Hurdlers: Nothing stands in their way

Members of the Staples girls' indoor track team stretch their legs in preperation for the hurdles. |Photo by Madeline Hardy '11

Set up on the royal blue track, four sets of ominous hurdles stand 50 meters in front of Eric Lubin ’11.

He takes his place at the starting block, while mentally and physically preparing himself for the obstacle course ahead that he knows too well.

All too quickly, the sound of the starting gun resonates and Eric is off, gaining speed as he approaches the stationary object. Only several inches lie between him and the hurdle. Eric has two options: to jump or to fall. He jumps.

Eric, along with his twin brother Todd Lubin ’11, are both participants in the hurdling event during indoor and outdoor track and field seasons. Eric started his freshman year on a whim “because it meant avoiding the tough workouts every Tuesday and Thursday, as those are the days of practicing hurdles.” But now he has grown to enjoy the sport.

“I quickly came to love hurdling, not just as a way to avoid workouts, but also by itself as a legitimate running event,” Eric said.

Eric’s dedication paid off in 2010 when he placed sixth in the FCIAC Indoor Track Championships in the 55-meter hurdles and eighth in the FCIAC Outdoor Track Championships in the 110-meter hurdles.

Todd became more involved in hurdling when he was a junior, even though he tried the event sometimes during his underclassmen years.

“I used to run long distance and I saw Eric doing really well with hurdling so I thought to myself, “‘I can do this,’” Todd said.

To some, the lines of hurdles ahead may seem daunting. To Todd, it’s just another track and field event.

“Competing in hurdling is just like competing in any other spring event. [Hurdling] is practically a spring race with some obstacles in the way,” Todd said.

However simple Todd perceives the event to be, hurdling is a track and field race that requires runners to have a precise technique in order to successfully complete the course.

“Many hurdlers are not the fastest runners, but they have great technique which allows them to succeed. A good hurdler never loses his momentum; hurdling is a rhythmic and sequential event,” Head Coach Laddie Lawrence said.

Liz Moyer ’11, a Staples hurdler since her freshman year, describes the complex act of hurdling.

“The first half of actually jumping the hurdle is getting your leg position right and the second is coordinating your arms when you’re in the air,” Moyer said.

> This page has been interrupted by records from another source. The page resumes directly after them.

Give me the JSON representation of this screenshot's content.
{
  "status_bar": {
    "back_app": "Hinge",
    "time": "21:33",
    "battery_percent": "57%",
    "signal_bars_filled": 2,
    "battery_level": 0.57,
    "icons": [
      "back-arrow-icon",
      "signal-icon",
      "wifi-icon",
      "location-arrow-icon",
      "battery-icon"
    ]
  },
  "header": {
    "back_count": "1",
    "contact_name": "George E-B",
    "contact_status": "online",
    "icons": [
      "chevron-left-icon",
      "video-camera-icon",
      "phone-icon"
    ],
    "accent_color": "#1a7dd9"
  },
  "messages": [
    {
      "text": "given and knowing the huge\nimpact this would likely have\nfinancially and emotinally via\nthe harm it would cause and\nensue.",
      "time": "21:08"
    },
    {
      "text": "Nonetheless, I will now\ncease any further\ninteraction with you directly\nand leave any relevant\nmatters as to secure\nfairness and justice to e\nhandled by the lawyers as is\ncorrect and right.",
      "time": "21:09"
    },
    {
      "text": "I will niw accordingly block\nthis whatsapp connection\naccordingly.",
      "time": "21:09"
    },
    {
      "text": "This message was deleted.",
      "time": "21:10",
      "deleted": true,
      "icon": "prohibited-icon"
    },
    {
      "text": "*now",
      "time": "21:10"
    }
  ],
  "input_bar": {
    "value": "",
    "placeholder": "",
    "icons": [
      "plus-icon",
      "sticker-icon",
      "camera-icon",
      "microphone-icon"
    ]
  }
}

Tyler Book ’11, a four-year hurdler, believes that in order to master this hurdling technique Moyer describes, one must be flexible.

“One of the most important things we do before we start practicing going over hurdles is we stretch the muscles in our legs,” Book, who placed thirteenth at the FCIAC Indoor Track Championships in the 55-meter hurdles, said.

Some exercises that hurdlers do to increase their flexibility are stretching on the hurdles and doing exercises that involve stepping over the hurdles.

“We also train by doing spring workouts—for speed is still the name of the game,” Todd said.

In addition to increasing flexibility and endurance the athletes weight train, with a major focus on their legs.

Moyer gives reason as to why hurdlers define their leg muscle. “You want to be able to move [your legs] as quickly as possible so you don’t lose too much air-time,” she said.

Overall, Moyer recognizes that the hurdling technique is made up of not only flexibility, but also rhythm and form. Aside from physical technique, runners must also be spatially and self aware while racing.

“Most events in track, once you start, you just keep going until you’re finished. Hurdles is one of those few events where constant in-race adjustments need to be made. So knowing why you’re doing what you’re doing is every bit as necessary as being able to do it,” Book said.

Lawrence concurs with Book but recognizes that sometimes it takes a while for runners to be able to successfully jump over the hurdle.

“The hardest part about hurdling is not being afraid of the hurdles, which many people are. We have rubber hurdles we train with which people are not as hesitant to jump over because they know it won’t hurt,” Lawrence said.

Not only do hurdlers have to perform with great precision, but at each meet there is more pressure on the runner because they each get only one trial per meet.

“During each meet you only get one try, so whatever you get during that first try sticks with you,” Eric said.

At each meet, hurdlers are placed in heats that are categorized by a runner’s past times.

“The fast people per school run together in one heat, then the next fastest in the next, and so on and so forth,” Moyer said.

It is only during the FCIAC and State tournaments when the runners hurdle in preliminary heats and then the top finishers qualify to succeeding rounds and therefore, race in more than one trial during the meet.

Overall, Book believes that “success in hurdling is based largely on the runner’s ability to master the technique of going over the hurdle as efficiently as possible.” In order to achieve this goal Book has been working to stay low and minimize his time in the air.

Moyer also has her own goals for the season, like attempting to get off the starting block faster. Moyer explains that if she succeeds at this her times will become faster.

Hurdling is a complex sport that requires self-determined athletes to run the course, but, “In the end, [it] is really just a sprinting race with a few barriers that require a unique striding technique,” Eric said.